When first given an assignment from your course instructor, it is important to make sure you understand exactly what your instructor is looking for both in terms of the content of your assignment and its form. 

Feel free to consult SPARK’s worksheet to understanding your assignment. 

Below are resources to help guide you to write common types of papers. 

Annotated bibliographies vary in size, depth and scope according to their purpose. Generally an annotated bibliography consists of two parts:

Part 1: A list of books, articles and documents that are most often organized alphabetically by the author’s last name using a particular bibliographic style (e.g., MLA, APA or Chicago).

Part 2: Each item in the list is followed by an annotation. The annotation may include such things as a summary of the item, an evaluation of the item, and a description of how the item might be used. Annotations can vary in length from a few sentences to several pages. Most commonly, instructors ask for 100-400 word annotations.

View SPARK’s guide to Annotated Bibliographies

View uOttawa’s Guide to Annotated Bibliographies

Common in North American universities is the general three-part persuasive form known as the Anglo-American Essay Form. An essay following this form repeats its main ideas three times with different degrees of depth and length: once in an introduction; again in the body; and finally in the conclusion.

  • An introduction tells your reader what they should expect the essay to discuss (the topic), how the discussion will proceed (a road map for what’s to come) and what conclusion you will reach (often in the form of a thesis statement).
  • The body of the essay contains the detailed presentation and discussion (analysis) of information, evidence, models, alternatives and reasons for the positions you or the authors being considered are taking.
  • A conclusion reminds your reader of the most important points of discussion and analysis, and comes to a decision (or decisions) about them.

View Purdue’s Guide to the University Essay

View Glendon’s Transition Guide to University Writing

View uOttawa’s Guide to the University Essay

A thesis or academic project is based on original research and thought developed by the writer. Students who take part in this level of writing are usually at the graduate level.

View the University of Toronto’s Guide to Research Proposals

View uOttawa’s Guide to Research Proposals

A critical review is the summary and analysis of a text. It goes further than a personal opinion—it evaluates this text by explaining and assessing both its content and its structure. 

View Univerity of Waterloo’s Guide to Book Reviews

View University of Toronto’s Guide to Article Critique

View uOttawa’s Guide to Critical Reviews

A lab report is the account of a scientific experiment that was conducted in a laboratory. It not only describes the experiment, but also explains its results and their possible significance.

View University of Toronto’s Guide for Science Writing

View uOttawa’s Guide for Lab Reports

A summary is the condensed version of a text.

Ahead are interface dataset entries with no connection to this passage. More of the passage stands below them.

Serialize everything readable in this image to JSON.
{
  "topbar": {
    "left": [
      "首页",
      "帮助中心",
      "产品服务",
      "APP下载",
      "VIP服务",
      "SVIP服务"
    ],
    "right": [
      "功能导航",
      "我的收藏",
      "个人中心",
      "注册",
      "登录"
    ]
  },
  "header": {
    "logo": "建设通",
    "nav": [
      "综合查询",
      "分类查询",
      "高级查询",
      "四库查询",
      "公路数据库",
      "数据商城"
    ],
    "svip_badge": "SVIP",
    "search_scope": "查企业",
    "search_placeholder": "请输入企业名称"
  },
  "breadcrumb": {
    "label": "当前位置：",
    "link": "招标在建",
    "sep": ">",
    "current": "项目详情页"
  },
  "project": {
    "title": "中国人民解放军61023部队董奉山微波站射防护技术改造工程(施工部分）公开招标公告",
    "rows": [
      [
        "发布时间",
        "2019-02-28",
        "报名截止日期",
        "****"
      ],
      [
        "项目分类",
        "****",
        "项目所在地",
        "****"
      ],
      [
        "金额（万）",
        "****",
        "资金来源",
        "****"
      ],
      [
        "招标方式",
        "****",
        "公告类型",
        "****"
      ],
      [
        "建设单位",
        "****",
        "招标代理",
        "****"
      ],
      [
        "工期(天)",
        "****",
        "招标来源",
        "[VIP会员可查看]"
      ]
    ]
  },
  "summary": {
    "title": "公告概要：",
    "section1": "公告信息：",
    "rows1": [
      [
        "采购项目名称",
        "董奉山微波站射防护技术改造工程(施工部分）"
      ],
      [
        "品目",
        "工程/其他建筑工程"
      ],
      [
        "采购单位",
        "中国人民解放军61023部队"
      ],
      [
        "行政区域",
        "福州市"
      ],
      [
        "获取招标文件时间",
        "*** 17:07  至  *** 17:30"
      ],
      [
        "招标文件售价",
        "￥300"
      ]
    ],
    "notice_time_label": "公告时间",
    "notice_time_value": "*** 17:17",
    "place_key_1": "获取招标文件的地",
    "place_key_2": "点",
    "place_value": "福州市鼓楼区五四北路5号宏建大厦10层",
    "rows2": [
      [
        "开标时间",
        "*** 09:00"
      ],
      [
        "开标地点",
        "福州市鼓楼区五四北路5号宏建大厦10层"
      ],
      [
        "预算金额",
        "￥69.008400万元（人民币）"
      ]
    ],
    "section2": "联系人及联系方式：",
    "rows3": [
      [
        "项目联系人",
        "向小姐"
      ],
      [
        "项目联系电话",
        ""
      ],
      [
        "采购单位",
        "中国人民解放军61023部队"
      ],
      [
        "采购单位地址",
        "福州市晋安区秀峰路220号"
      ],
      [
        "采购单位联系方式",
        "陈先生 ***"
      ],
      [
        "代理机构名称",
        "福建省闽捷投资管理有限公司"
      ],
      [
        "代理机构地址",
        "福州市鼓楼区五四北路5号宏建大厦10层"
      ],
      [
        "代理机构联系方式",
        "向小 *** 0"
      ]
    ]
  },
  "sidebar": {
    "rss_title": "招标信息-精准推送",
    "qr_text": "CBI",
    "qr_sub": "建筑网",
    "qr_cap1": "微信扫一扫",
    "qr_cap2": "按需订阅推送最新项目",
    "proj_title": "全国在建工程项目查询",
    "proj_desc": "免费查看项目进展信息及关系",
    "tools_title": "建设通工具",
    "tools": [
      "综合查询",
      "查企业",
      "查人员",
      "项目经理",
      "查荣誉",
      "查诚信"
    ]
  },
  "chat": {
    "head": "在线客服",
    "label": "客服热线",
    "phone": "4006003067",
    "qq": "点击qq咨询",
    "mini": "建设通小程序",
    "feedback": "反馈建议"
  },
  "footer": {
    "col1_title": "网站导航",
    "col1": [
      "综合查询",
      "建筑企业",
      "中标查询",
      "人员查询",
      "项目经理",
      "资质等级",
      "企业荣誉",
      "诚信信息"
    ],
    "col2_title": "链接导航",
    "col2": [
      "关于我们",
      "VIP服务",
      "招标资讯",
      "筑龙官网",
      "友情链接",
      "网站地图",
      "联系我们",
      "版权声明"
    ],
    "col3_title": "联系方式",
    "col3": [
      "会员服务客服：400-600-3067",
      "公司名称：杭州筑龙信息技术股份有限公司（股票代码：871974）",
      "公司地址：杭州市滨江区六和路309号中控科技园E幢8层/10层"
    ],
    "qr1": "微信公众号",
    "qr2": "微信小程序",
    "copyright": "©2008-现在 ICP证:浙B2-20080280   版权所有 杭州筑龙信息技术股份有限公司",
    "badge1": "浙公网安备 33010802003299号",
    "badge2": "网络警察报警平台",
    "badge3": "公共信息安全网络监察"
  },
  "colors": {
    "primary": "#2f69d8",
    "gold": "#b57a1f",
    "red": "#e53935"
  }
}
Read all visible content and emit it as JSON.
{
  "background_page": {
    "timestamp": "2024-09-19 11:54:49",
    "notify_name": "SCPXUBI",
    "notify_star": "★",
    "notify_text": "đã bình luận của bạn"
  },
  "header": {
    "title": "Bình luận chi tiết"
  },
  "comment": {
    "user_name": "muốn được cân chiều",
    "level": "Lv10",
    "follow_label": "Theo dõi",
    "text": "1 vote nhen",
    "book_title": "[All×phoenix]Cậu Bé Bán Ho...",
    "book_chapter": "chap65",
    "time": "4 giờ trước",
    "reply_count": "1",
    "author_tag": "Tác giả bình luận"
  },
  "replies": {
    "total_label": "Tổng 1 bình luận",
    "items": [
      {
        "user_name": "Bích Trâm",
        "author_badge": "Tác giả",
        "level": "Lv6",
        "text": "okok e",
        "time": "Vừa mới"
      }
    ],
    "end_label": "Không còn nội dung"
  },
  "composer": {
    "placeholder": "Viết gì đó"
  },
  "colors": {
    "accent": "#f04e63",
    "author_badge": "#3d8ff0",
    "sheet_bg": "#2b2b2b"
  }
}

It reduces this text to its core, and reproduces its structure by presenting its main ideas in the same order and proportion. 

View uOttawa’s Guide for Summaries

View Trent University’s Guide to Reflective Writing

An oral presentation, whether it is destined for a class or for a conference, aims to get the audience’s attention, to give a precise and concise overview of a topic or a study, and to generate discussions. Since an oral presentation contains essential information only, its structure must have a simple and balanced structure, and contain fluid and obvious transitions for the audience. 

View uOttawa’s Guide to Oral Presentations

View University of Toronto’s Guide to Oral Presentations